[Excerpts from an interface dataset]
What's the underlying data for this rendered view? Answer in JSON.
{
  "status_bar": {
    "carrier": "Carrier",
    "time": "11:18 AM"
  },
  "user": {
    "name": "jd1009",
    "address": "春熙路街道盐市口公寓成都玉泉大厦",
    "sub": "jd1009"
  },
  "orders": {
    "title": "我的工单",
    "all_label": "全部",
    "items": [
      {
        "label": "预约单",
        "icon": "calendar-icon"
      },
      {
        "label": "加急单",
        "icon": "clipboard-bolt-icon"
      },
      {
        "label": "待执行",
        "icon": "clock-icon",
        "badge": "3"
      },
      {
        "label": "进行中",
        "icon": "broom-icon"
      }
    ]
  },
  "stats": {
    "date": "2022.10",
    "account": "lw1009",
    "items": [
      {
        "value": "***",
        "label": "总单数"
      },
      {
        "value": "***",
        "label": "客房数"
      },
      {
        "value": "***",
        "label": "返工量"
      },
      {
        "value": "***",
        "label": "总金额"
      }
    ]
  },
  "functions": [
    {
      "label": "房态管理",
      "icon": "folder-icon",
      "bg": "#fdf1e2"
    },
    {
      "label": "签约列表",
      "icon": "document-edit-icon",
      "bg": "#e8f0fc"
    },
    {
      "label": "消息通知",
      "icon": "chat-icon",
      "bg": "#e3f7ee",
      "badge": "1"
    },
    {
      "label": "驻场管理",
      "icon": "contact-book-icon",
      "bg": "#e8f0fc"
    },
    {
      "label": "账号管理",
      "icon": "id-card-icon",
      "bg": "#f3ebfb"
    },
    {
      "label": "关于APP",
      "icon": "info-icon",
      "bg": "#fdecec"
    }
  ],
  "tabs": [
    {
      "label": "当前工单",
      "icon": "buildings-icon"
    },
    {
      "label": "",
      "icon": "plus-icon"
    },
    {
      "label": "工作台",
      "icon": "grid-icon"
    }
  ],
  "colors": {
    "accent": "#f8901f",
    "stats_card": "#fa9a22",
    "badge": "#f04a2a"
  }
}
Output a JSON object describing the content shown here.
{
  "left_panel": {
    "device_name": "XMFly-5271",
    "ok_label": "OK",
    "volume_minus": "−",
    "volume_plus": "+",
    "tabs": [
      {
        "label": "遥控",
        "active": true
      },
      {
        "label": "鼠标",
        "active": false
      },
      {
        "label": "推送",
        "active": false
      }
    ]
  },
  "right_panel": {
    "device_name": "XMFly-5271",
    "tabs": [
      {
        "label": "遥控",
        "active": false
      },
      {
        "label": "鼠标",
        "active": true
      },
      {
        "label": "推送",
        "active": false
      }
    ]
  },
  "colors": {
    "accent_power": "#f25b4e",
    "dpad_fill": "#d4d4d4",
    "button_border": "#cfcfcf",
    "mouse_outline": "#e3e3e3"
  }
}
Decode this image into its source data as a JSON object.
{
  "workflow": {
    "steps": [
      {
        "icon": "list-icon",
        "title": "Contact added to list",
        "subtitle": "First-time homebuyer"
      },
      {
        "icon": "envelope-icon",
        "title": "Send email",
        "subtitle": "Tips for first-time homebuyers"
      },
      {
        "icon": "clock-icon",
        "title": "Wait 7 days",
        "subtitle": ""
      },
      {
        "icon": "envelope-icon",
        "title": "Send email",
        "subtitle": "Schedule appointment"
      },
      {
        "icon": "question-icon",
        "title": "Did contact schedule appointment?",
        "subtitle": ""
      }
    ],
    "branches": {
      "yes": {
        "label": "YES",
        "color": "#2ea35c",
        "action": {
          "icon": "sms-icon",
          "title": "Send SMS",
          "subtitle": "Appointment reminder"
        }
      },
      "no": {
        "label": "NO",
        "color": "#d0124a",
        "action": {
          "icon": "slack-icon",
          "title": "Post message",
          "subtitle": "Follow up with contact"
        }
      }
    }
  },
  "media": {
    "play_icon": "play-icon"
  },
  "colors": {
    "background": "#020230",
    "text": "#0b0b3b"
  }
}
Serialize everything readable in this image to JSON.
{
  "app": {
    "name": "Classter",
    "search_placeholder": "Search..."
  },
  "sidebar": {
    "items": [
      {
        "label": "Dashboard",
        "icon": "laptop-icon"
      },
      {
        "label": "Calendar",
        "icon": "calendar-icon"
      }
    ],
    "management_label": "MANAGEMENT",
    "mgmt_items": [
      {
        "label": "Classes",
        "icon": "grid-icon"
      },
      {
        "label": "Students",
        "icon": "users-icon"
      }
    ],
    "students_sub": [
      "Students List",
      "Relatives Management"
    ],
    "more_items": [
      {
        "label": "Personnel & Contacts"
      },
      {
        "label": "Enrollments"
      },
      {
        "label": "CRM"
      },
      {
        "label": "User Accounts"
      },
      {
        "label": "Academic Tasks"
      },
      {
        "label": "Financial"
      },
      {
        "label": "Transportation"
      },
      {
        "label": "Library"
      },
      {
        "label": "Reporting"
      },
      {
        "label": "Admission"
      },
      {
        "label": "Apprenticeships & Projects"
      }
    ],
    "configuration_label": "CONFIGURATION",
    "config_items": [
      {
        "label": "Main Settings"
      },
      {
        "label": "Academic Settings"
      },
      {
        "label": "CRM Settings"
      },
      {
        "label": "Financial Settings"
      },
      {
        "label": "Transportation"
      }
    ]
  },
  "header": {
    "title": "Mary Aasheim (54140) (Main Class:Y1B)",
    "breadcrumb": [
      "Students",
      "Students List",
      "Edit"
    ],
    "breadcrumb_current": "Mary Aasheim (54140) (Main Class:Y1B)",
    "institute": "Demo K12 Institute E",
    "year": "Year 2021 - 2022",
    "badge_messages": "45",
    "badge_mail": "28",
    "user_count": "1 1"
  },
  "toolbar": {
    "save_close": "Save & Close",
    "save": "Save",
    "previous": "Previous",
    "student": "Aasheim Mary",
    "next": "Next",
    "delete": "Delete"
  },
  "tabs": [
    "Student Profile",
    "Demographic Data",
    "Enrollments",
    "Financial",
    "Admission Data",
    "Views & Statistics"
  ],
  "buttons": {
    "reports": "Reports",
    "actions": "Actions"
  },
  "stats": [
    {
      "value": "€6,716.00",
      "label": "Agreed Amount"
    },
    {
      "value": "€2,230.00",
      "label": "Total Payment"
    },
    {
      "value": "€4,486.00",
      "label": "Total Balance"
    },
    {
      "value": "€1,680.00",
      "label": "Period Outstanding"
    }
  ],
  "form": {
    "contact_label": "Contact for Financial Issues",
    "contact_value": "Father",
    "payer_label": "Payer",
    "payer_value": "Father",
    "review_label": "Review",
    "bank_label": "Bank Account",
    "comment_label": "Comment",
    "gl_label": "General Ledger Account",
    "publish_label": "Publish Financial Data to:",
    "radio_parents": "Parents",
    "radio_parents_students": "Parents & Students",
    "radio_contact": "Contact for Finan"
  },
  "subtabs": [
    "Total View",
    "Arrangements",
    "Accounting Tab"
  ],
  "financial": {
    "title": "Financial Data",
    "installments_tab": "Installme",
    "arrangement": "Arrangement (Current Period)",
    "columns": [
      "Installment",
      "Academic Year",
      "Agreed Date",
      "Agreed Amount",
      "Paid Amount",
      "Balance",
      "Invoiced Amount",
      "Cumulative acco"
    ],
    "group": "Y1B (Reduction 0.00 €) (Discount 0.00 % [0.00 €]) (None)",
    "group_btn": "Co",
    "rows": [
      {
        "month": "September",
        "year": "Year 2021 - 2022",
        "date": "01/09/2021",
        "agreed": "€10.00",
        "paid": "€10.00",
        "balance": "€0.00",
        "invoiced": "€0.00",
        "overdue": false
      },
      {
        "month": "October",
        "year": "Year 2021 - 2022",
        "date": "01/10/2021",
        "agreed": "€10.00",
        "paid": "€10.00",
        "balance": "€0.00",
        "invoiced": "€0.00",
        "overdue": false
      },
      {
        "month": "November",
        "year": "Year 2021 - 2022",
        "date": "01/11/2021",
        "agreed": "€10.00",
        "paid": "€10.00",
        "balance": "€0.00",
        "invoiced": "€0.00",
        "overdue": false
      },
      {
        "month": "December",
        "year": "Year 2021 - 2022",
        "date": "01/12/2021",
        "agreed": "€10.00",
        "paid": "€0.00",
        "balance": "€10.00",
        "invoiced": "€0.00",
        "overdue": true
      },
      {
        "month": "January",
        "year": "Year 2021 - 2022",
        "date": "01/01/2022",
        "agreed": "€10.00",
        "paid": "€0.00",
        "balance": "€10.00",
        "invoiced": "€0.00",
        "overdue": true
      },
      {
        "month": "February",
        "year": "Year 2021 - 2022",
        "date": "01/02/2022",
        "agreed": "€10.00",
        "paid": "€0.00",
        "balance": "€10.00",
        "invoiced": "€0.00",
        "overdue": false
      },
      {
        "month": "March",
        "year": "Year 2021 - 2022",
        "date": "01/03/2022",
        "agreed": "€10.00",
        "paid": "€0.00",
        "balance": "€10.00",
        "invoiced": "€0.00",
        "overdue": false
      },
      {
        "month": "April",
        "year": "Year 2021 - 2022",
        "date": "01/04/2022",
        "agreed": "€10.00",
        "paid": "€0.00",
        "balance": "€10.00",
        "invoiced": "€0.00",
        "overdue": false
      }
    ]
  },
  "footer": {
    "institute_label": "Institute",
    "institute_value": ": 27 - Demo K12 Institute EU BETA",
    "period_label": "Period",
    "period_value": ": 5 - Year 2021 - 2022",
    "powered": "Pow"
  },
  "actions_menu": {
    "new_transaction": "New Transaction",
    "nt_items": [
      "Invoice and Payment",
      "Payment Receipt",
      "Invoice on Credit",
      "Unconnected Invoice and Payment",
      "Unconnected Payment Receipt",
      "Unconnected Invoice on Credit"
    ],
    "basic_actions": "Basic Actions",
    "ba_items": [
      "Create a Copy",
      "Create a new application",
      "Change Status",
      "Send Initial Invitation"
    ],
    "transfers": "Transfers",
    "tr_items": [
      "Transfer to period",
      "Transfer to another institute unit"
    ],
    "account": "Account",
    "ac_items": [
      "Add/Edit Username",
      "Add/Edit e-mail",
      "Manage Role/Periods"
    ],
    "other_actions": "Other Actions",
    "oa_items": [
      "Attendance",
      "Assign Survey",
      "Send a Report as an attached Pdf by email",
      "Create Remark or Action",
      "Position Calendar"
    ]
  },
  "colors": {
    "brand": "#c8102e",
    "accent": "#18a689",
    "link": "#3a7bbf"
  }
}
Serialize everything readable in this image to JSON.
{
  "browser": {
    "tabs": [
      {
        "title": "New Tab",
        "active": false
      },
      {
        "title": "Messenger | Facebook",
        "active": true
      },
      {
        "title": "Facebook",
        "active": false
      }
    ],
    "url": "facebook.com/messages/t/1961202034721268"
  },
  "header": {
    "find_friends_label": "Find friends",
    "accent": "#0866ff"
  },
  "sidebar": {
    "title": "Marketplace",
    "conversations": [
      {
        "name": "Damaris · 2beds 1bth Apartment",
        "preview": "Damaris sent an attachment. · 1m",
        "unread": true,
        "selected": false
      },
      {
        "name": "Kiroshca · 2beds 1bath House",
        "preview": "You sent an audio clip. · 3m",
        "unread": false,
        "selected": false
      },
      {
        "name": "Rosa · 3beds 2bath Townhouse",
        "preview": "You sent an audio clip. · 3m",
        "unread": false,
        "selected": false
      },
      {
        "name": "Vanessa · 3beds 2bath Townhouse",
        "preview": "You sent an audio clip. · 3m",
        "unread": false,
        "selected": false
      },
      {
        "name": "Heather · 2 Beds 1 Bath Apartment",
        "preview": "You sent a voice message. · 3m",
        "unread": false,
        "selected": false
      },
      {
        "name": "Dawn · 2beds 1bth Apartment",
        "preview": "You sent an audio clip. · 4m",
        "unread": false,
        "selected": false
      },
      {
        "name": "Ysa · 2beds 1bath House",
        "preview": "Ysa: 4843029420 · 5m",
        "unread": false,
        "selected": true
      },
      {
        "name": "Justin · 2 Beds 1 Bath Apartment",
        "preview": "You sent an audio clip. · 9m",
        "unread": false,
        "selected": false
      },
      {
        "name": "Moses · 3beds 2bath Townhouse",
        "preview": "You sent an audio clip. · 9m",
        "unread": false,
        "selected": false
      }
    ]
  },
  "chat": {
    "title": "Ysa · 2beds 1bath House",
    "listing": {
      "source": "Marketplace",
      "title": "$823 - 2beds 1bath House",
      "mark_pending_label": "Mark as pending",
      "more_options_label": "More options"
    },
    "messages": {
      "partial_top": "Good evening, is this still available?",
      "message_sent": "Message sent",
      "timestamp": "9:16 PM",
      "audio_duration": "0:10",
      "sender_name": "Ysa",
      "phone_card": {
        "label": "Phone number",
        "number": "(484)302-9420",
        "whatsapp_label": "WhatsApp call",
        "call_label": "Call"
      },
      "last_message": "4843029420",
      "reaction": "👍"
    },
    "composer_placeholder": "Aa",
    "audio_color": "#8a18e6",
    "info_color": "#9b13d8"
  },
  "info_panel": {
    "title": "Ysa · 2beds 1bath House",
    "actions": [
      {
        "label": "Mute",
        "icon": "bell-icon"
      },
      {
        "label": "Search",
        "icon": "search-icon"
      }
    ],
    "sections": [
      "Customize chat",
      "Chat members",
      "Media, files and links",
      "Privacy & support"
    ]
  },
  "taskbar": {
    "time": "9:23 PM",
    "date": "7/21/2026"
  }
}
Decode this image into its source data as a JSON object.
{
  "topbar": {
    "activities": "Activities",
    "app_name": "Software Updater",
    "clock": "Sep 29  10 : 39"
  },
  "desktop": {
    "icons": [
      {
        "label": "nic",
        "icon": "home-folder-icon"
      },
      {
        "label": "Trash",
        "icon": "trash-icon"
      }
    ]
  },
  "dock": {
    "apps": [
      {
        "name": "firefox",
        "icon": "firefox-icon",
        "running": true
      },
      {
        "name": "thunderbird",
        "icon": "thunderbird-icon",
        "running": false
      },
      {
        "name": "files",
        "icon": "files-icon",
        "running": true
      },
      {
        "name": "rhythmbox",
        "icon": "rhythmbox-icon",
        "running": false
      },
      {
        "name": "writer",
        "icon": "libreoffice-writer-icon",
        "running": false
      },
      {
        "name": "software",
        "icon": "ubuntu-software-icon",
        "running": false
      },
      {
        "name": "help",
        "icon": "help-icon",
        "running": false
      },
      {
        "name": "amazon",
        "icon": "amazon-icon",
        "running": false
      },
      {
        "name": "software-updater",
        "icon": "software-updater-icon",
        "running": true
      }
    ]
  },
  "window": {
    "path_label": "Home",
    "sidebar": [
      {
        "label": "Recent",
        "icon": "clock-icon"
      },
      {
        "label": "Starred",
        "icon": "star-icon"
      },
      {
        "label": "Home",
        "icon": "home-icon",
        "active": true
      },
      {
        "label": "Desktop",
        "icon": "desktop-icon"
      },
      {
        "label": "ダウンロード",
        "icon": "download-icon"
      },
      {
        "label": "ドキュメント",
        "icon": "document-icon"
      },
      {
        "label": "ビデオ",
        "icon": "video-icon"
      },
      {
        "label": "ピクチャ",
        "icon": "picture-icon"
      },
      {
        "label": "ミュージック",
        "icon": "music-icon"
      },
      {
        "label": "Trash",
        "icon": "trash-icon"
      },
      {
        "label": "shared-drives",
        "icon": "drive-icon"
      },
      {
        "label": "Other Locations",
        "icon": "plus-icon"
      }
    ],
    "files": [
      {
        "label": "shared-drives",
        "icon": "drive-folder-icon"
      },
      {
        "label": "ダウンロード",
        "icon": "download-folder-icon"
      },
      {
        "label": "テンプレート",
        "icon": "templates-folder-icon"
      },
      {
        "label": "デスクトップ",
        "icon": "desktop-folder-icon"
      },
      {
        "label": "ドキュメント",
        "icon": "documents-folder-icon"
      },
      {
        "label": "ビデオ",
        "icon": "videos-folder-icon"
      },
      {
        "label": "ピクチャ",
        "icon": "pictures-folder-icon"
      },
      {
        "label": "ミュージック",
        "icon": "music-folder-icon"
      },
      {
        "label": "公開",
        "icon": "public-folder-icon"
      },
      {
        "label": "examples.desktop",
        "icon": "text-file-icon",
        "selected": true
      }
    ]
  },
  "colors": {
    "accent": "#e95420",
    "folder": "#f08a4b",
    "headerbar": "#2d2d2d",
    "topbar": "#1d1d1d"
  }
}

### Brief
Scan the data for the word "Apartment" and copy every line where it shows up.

### Task answer
        "name": "Damaris · 2beds 1bth Apartment",
        "name": "Heather · 2 Beds 1 Bath Apartment",
        "name": "Dawn · 2beds 1bth Apartment",
        "name": "Justin · 2 Beds 1 Bath Apartment",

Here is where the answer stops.